Macedonia’s main opposition party, VMRO-DPMNE, decided late on October 22 to expel ex-intelligence chief Saso Mijalkov, a cousin of former prime minister Nikola Gruevski, and former health minister Nikola Todorov. The two were accused of persuading opposition MPs to vote for constitutional changes related to the name deal with Greece.
Macedonia’s parliament gave the green light late on October 19 to the constitutional changes, which include changing the country’s name to North Macedonia. The move will unblock Macedonia’s Euro-Atlantic integration, which has been stalled for many years, but it is strongly opposed by VMRO. However, eight opposition MPs voted for the changes, giving the government the needed two-thirds majority.
Several of the opposition MPs who backed the changes are accused of involvement in the parliament violence in April 2017 or of other criminal deeds. Both Mijalkov and Todorov are facing criminal charges.
The decision to expel Mijalkov and Todorov was taken at a meeting of VMRO’s central committee at a time when Macedonia’s biggest opposition party is deeply divided about its future strategy.

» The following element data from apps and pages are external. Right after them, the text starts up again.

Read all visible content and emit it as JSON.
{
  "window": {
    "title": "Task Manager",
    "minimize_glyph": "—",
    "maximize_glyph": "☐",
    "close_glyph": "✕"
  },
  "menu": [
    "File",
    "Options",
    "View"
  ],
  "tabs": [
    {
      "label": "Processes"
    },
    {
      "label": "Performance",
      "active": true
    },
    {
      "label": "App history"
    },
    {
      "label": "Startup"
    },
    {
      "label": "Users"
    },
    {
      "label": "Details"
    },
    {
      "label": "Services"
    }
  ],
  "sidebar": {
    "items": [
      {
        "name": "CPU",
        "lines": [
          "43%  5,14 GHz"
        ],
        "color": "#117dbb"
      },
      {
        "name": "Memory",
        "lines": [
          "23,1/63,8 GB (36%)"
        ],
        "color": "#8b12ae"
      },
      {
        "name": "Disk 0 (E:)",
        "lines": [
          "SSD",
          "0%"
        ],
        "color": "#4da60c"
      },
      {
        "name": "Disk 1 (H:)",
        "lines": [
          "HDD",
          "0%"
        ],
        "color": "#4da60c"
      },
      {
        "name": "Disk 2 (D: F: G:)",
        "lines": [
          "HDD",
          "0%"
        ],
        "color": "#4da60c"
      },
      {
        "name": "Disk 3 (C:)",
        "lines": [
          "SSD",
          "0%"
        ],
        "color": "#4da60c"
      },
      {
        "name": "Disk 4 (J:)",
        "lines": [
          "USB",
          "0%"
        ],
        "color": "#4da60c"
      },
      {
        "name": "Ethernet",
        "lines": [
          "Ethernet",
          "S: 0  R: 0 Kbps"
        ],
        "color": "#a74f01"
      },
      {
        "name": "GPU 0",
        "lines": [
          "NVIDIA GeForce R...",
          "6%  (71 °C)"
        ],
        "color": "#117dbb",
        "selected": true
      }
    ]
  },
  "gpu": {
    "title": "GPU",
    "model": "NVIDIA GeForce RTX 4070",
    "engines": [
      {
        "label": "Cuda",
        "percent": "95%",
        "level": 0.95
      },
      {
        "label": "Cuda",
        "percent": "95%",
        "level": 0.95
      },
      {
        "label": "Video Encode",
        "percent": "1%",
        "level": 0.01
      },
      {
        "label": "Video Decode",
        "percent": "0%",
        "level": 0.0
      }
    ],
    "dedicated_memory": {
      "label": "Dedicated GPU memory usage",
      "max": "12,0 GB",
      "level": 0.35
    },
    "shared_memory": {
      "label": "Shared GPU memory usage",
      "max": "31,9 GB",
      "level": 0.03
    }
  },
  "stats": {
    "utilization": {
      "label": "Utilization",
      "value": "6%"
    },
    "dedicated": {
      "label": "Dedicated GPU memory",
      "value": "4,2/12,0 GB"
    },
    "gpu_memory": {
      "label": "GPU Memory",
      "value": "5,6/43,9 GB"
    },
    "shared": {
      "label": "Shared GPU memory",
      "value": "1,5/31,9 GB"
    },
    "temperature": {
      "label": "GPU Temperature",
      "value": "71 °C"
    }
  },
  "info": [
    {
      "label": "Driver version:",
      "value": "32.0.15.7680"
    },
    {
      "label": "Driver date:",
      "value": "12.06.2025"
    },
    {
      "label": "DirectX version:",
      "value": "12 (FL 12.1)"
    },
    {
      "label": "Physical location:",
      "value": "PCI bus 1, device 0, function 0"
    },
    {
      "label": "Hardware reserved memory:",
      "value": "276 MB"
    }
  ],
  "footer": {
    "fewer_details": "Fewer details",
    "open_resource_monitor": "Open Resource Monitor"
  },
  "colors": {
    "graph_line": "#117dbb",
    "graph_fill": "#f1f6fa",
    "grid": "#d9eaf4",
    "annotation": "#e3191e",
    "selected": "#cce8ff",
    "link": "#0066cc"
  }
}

The leadership was angered by MPs who voted yes. But while some support current party leader Hristijan Mickoski, others, who say they are reformists, seek his dismissal. This has divided the party into several factions.

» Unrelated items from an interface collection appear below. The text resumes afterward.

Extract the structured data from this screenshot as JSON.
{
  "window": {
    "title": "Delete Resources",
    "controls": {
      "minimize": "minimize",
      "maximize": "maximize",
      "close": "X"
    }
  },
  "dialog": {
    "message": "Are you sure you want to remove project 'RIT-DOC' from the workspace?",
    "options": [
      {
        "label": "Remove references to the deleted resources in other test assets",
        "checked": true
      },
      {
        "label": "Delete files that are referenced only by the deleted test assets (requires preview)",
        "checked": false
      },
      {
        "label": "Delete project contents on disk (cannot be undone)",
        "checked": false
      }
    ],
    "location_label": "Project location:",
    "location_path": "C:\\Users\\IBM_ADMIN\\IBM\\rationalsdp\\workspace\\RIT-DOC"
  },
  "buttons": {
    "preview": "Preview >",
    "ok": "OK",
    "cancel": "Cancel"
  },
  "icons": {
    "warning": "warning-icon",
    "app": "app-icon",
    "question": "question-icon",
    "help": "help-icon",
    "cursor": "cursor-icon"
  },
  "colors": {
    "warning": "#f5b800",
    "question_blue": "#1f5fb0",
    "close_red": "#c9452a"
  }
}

At the “historic” meeting, as the leadership says, the party decided to "clear" the party and asked municipal committees to launch disciplinary procedures to exclude Mijalkov and Todorov. They are accused of collaborating with Social Democrat Prime Minister Zoran Zaev to secure the eight opposition votes.
VMRO’s central committee also expressly expelled the party’s deputy president Mitko Jancev and executive committee member Konstadin Bogdanov for the same reasons, the statement released on October 23 said.
Furthermore, the central committee wants the eight MPs who voted for the constitutional changes to return their mandates, saying they worked contrary to the will of citizens.
“VMRO-DPMNE is putting an end to the past and is strongly moving forward as a reformed party and only with the idea of Macedonia,” the party’s deputy president Aleksandar Nikolovski said in the statement.
The eight have been accused of taking bribes. The Central Committee called on the Public Prosecutor's Office to investigate allegations of pressures, threats, blackmail and bribery of MPs to persuade them to vote for the constitutional changes.
MPs who voted yes denied the allegations, saying they believed they were doing the right thing for the country.
Former culture minister from VMRO, Elizabeta Kanceska Milevska, who voted yes in the parliament and also faces criminal charges, said on a TV show that she is standing behind her decision that there is a need for constitutional changes and that the people should not be divided into patriots and traitors.
The governing Social Democrats reacted in a statement saying that the anti-Western leadership of VMRO, led by Hristijan Mickoski, remains isolated in its intentions to keep Macedonia away from the EU and Nato.
“Mickoski and the anti-Western leadership have been defeated by their own party, by the majority of citizens, and by MPs who voted for the future in the EU and Nato by accepting constitutional changes,” the SDSM said in the statement.
The SDSM’s general secretary Aleksandar Kiracovski urged other opposition MPs to support the process and to vote yes in the next stages of constitutional changes.
Russia weighs in
Meanwhile on October 23, the Russian foreign ministry accused the Macedonian government of using “threats and bribery” to launch the process of constitutional changes in the parliament. Russia is openly against Macedonia's accession to Nato.
“Eight votes, which were not enough to get a qualified majority, were secured by blackmail, threats and bribery of opposition deputies,” the Russian ministry said in the statement on October 22.
The ministry claimed that three opposition MPs were released from arrest, two who had been detained by special prosecutors were promised freedom, while the others were offered money in exchange for a yes vote.
“The parliamentarians were locked in offices, their mobile phones were seized. The US ambassador was in the parliament until the end of the parliament session, which leaves no doubt who orchestrated this process,” the ministry said.
According to the Russian ministry, the solution of the Macedonian-Greek dispute should be based on legal foundations and on the broad support of the people.
In the next stage of the process of implementing the name deal with Greece, the government will send the constitutional amendments to the parliament on October 26 for which they need a simple majority. The process may last one month.
Then the amendments should be finally approved in the parliament with a two-thirds majority, a process expected to be completed by the end of January.
However, the process is not expected to run smoothly as some small parties who oppose the deal have announced protests. It is not clear how deeply divided VMRO will act during the next stages of the deal implementation.